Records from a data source
========
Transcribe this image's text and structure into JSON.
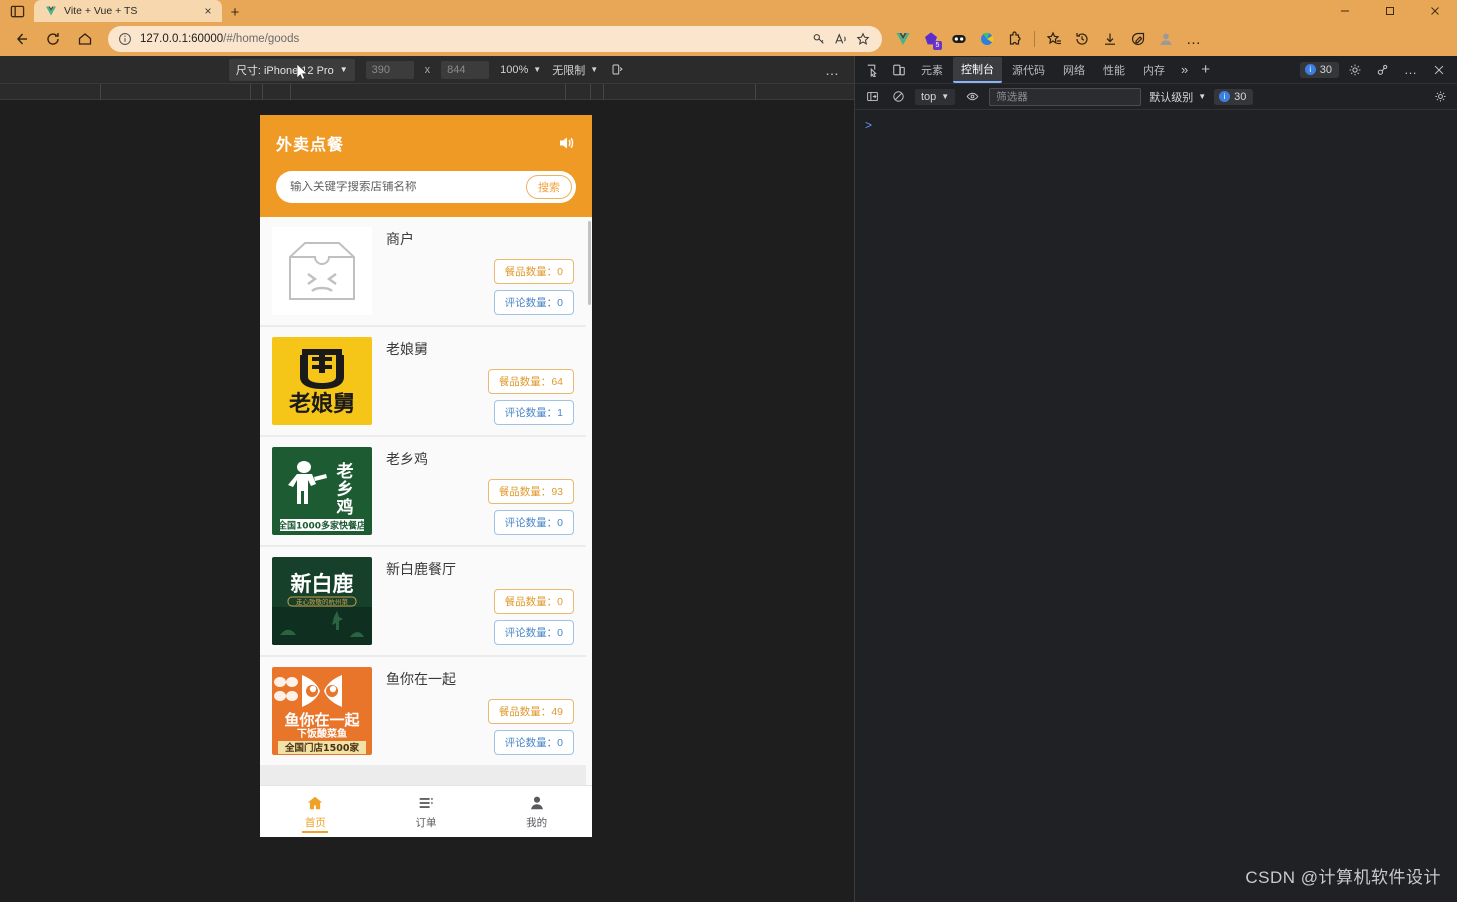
{
  "browser": {
    "tab": {
      "title": "Vite + Vue + TS",
      "favicon": "vue-logo-icon",
      "close_label": "×"
    },
    "newtab_label": "+",
    "window": {
      "minimize": "—",
      "maximize": "□",
      "close": "✕"
    },
    "nav": {
      "back": "back-arrow-icon",
      "reload": "reload-icon",
      "home": "home-icon"
    },
    "address": {
      "scheme_icon": "info-icon",
      "url_host": "127.0.0.1:60000",
      "url_path": "/#/home/goods"
    },
    "toolbar_right": [
      "key-icon",
      "read-aloud-icon",
      "favorite-add-icon"
    ],
    "extensions": [
      {
        "name": "vue-devtools-icon",
        "badge": ""
      },
      {
        "name": "purple-extension-icon",
        "badge": "5"
      },
      {
        "name": "dark-extension-icon",
        "badge": ""
      },
      {
        "name": "colorful-extension-icon",
        "badge": ""
      },
      {
        "name": "puzzle-extensions-icon",
        "badge": ""
      }
    ],
    "actions": [
      "collections-icon",
      "history-icon",
      "downloads-icon",
      "screenshot-icon",
      "profile-icon",
      "settings-more-icon"
    ]
  },
  "emulation": {
    "device_label": "尺寸: iPhone 12 Pro",
    "width": "390",
    "times": "x",
    "height": "844",
    "zoom": "100%",
    "throttling": "无限制",
    "rotate_icon": "rotate-icon",
    "more": "…"
  },
  "app": {
    "title": "外卖点餐",
    "sound_icon": "speaker-icon",
    "search": {
      "placeholder": "输入关键字搜索店铺名称",
      "value": "",
      "button": "搜索"
    },
    "shops": [
      {
        "name": "商户",
        "logo": "broken-image-placeholder",
        "goods_label": "餐品数量：",
        "goods_count": "0",
        "comment_label": "评论数量：",
        "comment_count": "0"
      },
      {
        "name": "老娘舅",
        "logo": "laoniangjiu-logo",
        "goods_label": "餐品数量：",
        "goods_count": "64",
        "comment_label": "评论数量：",
        "comment_count": "1"
      },
      {
        "name": "老乡鸡",
        "logo": "laoxiangji-logo",
        "goods_label": "餐品数量：",
        "goods_count": "93",
        "comment_label": "评论数量：",
        "comment_count": "0"
      },
      {
        "name": "新白鹿餐厅",
        "logo": "xinbailu-logo",
        "goods_label": "餐品数量：",
        "goods_count": "0",
        "comment_label": "评论数量：",
        "comment_count": "0"
      },
      {
        "name": "鱼你在一起",
        "logo": "yunizaiyiqi-logo",
        "goods_label": "餐品数量：",
        "goods_count": "49",
        "comment_label": "评论数量：",
        "comment_count": "0"
      }
    ],
    "tabbar": [
      {
        "label": "首页",
        "icon": "home-icon",
        "active": true
      },
      {
        "label": "订单",
        "icon": "order-list-icon",
        "active": false
      },
      {
        "label": "我的",
        "icon": "person-icon",
        "active": false
      }
    ]
  },
  "devtools": {
    "inspect_icon": "inspect-element-icon",
    "device_toggle_icon": "device-toolbar-icon",
    "tabs": [
      {
        "label": "元素",
        "active": false
      },
      {
        "label": "控制台",
        "active": true
      },
      {
        "label": "源代码",
        "active": false
      },
      {
        "label": "网络",
        "active": false
      },
      {
        "label": "性能",
        "active": false
      },
      {
        "label": "内存",
        "active": false
      }
    ],
    "overflow": "»",
    "add_tab": "+",
    "issues_count": "30",
    "right_icons": [
      "settings-gear-icon",
      "customize-devtools-icon",
      "more-options-icon",
      "close-devtools-icon"
    ],
    "console": {
      "sidebar_icon": "console-sidebar-icon",
      "clear_icon": "clear-console-icon",
      "context": "top",
      "eye_icon": "live-expression-icon",
      "filter_placeholder": "筛选器",
      "filter_value": "",
      "level": "默认级别",
      "badge_count": "30",
      "settings_icon": "console-settings-icon",
      "prompt": ">"
    }
  },
  "watermark": "CSDN @计算机软件设计",
  "colors": {
    "brand_orange": "#f09a26",
    "chrome_orange": "#e8a757",
    "badge_goods": "#e09a2e",
    "badge_comment": "#4a86c8",
    "devtools_bg": "#202124"
  }
}
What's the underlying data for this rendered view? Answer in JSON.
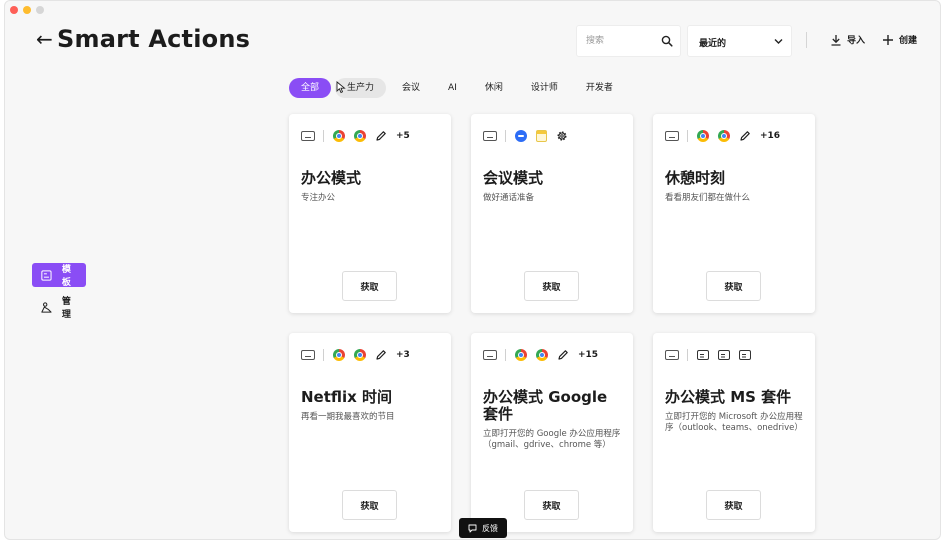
{
  "header": {
    "back_icon": "arrow-left-icon",
    "title": "Smart Actions",
    "search_placeholder": "搜索",
    "sort_label": "最近的",
    "import_label": "导入",
    "create_label": "创建"
  },
  "filters": [
    {
      "label": "全部",
      "active": true
    },
    {
      "label": "生产力",
      "active": false
    },
    {
      "label": "会议",
      "active": false
    },
    {
      "label": "AI",
      "active": false
    },
    {
      "label": "休闲",
      "active": false
    },
    {
      "label": "设计师",
      "active": false
    },
    {
      "label": "开发者",
      "active": false
    }
  ],
  "sidebar": {
    "items": [
      {
        "label": "模板",
        "icon": "template-icon",
        "active": true
      },
      {
        "label": "管理",
        "icon": "manage-icon",
        "active": false
      }
    ]
  },
  "cards": [
    {
      "title": "办公模式",
      "desc": "专注办公",
      "icons": [
        "keyboard-icon",
        "chrome-icon",
        "chrome-icon",
        "pencil-icon"
      ],
      "more": "+5",
      "button": "获取"
    },
    {
      "title": "会议模式",
      "desc": "做好通话准备",
      "icons": [
        "keyboard-icon",
        "zoom-icon",
        "notes-icon",
        "gear-icon"
      ],
      "more": "",
      "button": "获取"
    },
    {
      "title": "休憩时刻",
      "desc": "看看朋友们都在做什么",
      "icons": [
        "keyboard-icon",
        "chrome-icon",
        "chrome-icon",
        "pencil-icon"
      ],
      "more": "+16",
      "button": "获取"
    },
    {
      "title": "Netflix 时间",
      "desc": "再看一期我最喜欢的节目",
      "icons": [
        "keyboard-icon",
        "chrome-icon",
        "chrome-icon",
        "pencil-icon"
      ],
      "more": "+3",
      "button": "获取"
    },
    {
      "title": "办公模式 Google 套件",
      "desc": "立即打开您的 Google 办公应用程序（gmail、gdrive、chrome 等）",
      "icons": [
        "keyboard-icon",
        "chrome-icon",
        "chrome-icon",
        "pencil-icon"
      ],
      "more": "+15",
      "button": "获取"
    },
    {
      "title": "办公模式 MS 套件",
      "desc": "立即打开您的 Microsoft 办公应用程序（outlook、teams、onedrive）",
      "icons": [
        "keyboard-icon",
        "window-icon",
        "window-icon",
        "window-icon"
      ],
      "more": "",
      "button": "获取"
    }
  ],
  "feedback_label": "反馈",
  "colors": {
    "accent": "#8a4df5",
    "background": "#f7f7f7",
    "card": "#ffffff"
  }
}
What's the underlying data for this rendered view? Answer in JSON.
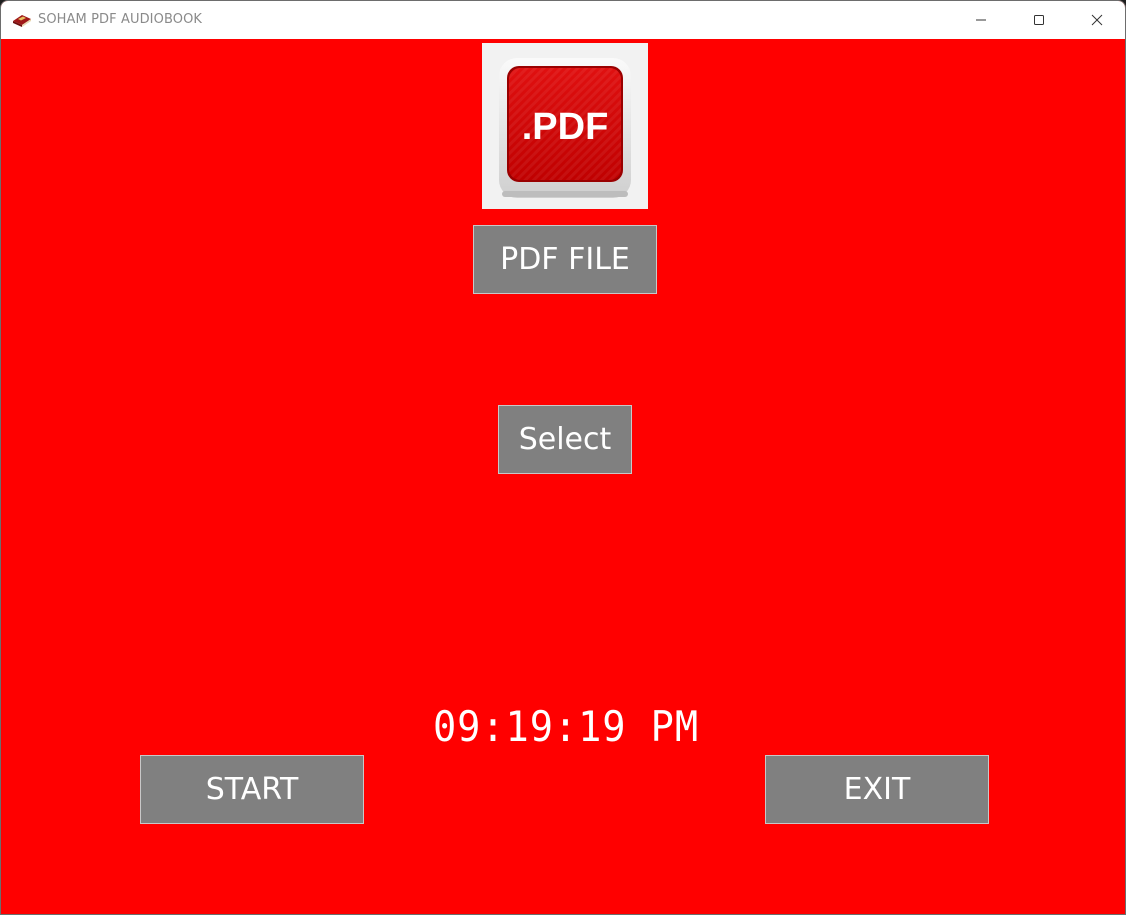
{
  "window": {
    "title": "SOHAM PDF AUDIOBOOK",
    "app_icon": "book-icon",
    "controls": {
      "minimize_icon": "minimize-icon",
      "maximize_icon": "maximize-icon",
      "close_icon": "close-icon"
    }
  },
  "colors": {
    "background": "#ff0000",
    "button_bg": "#808080",
    "button_text": "#ffffff",
    "clock_text": "#ffffff"
  },
  "logo": {
    "icon": "pdf-file-icon",
    "text": ".PDF"
  },
  "buttons": {
    "pdf_file": "PDF FILE",
    "select": "Select",
    "start": "START",
    "exit": "EXIT"
  },
  "clock": {
    "time": "09:19:19 PM"
  }
}
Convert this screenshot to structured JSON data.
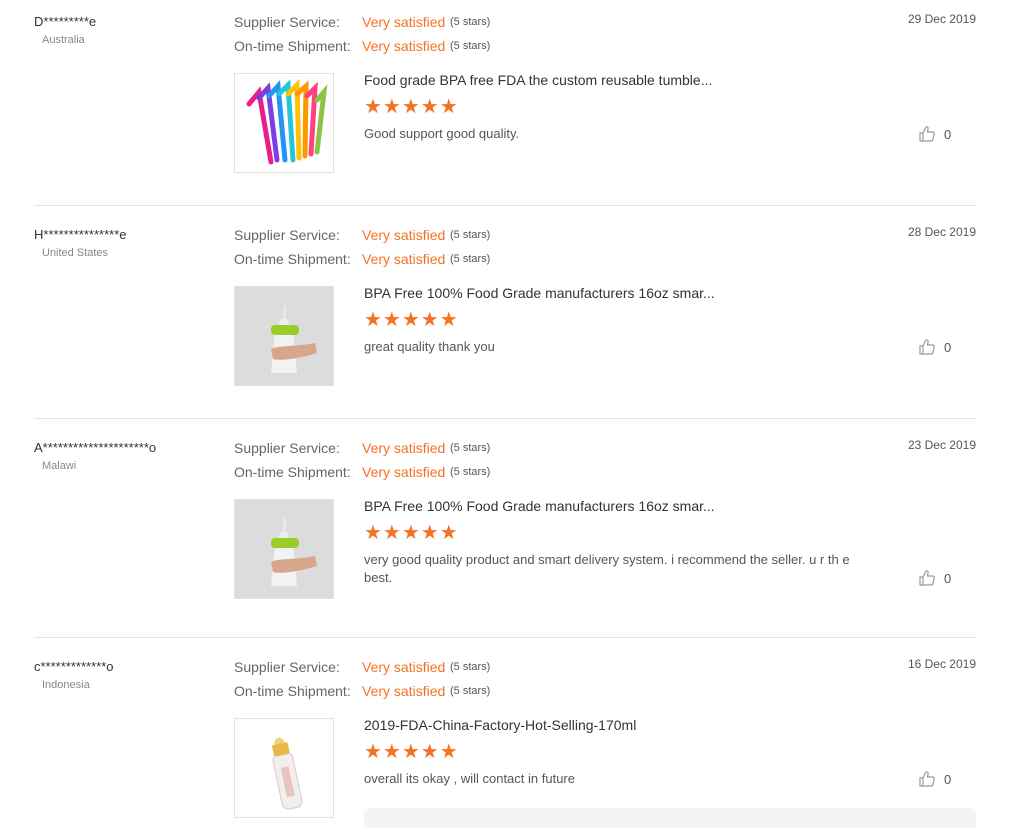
{
  "labels": {
    "supplier_service": "Supplier Service:",
    "ontime_shipment": "On-time Shipment:"
  },
  "colors": {
    "accent": "#f57224",
    "divider": "#e4e4e4"
  },
  "reviews": [
    {
      "buyer": "D*********e",
      "country": "Australia",
      "date": "29 Dec 2019",
      "supplier_service": {
        "value": "Very satisfied",
        "stars_text": "(5 stars)"
      },
      "ontime_shipment": {
        "value": "Very satisfied",
        "stars_text": "(5 stars)"
      },
      "product_title": "Food grade BPA free FDA the custom reusable tumble...",
      "product_image": "colorful-silicone-straws",
      "rating": 5,
      "stars": "★★★★★",
      "comment": "Good support good quality.",
      "likes": "0"
    },
    {
      "buyer": "H***************e",
      "country": "United States",
      "date": "28 Dec 2019",
      "supplier_service": {
        "value": "Very satisfied",
        "stars_text": "(5 stars)"
      },
      "ontime_shipment": {
        "value": "Very satisfied",
        "stars_text": "(5 stars)"
      },
      "product_title": "BPA Free 100% Food Grade manufacturers 16oz smar...",
      "product_image": "silicone-baby-bottle-green",
      "rating": 5,
      "stars": "★★★★★",
      "comment": "great quality thank you",
      "likes": "0"
    },
    {
      "buyer": "A*********************o",
      "country": "Malawi",
      "date": "23 Dec 2019",
      "supplier_service": {
        "value": "Very satisfied",
        "stars_text": "(5 stars)"
      },
      "ontime_shipment": {
        "value": "Very satisfied",
        "stars_text": "(5 stars)"
      },
      "product_title": "BPA Free 100% Food Grade manufacturers 16oz smar...",
      "product_image": "silicone-baby-bottle-green",
      "rating": 5,
      "stars": "★★★★★",
      "comment": "very good quality product and smart delivery system. i recommend the seller. u r th e best.",
      "likes": "0"
    },
    {
      "buyer": "c*************o",
      "country": "Indonesia",
      "date": "16 Dec 2019",
      "supplier_service": {
        "value": "Very satisfied",
        "stars_text": "(5 stars)"
      },
      "ontime_shipment": {
        "value": "Very satisfied",
        "stars_text": "(5 stars)"
      },
      "product_title": "2019-FDA-China-Factory-Hot-Selling-170ml",
      "product_image": "glass-baby-bottle-yellow",
      "rating": 5,
      "stars": "★★★★★",
      "comment": "overall its okay , will contact in future",
      "likes": "0"
    }
  ]
}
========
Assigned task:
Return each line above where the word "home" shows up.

Exercise output:
      "home": "home-icon"
      "url_path": "/#/home/goods"
        "icon": "home-icon",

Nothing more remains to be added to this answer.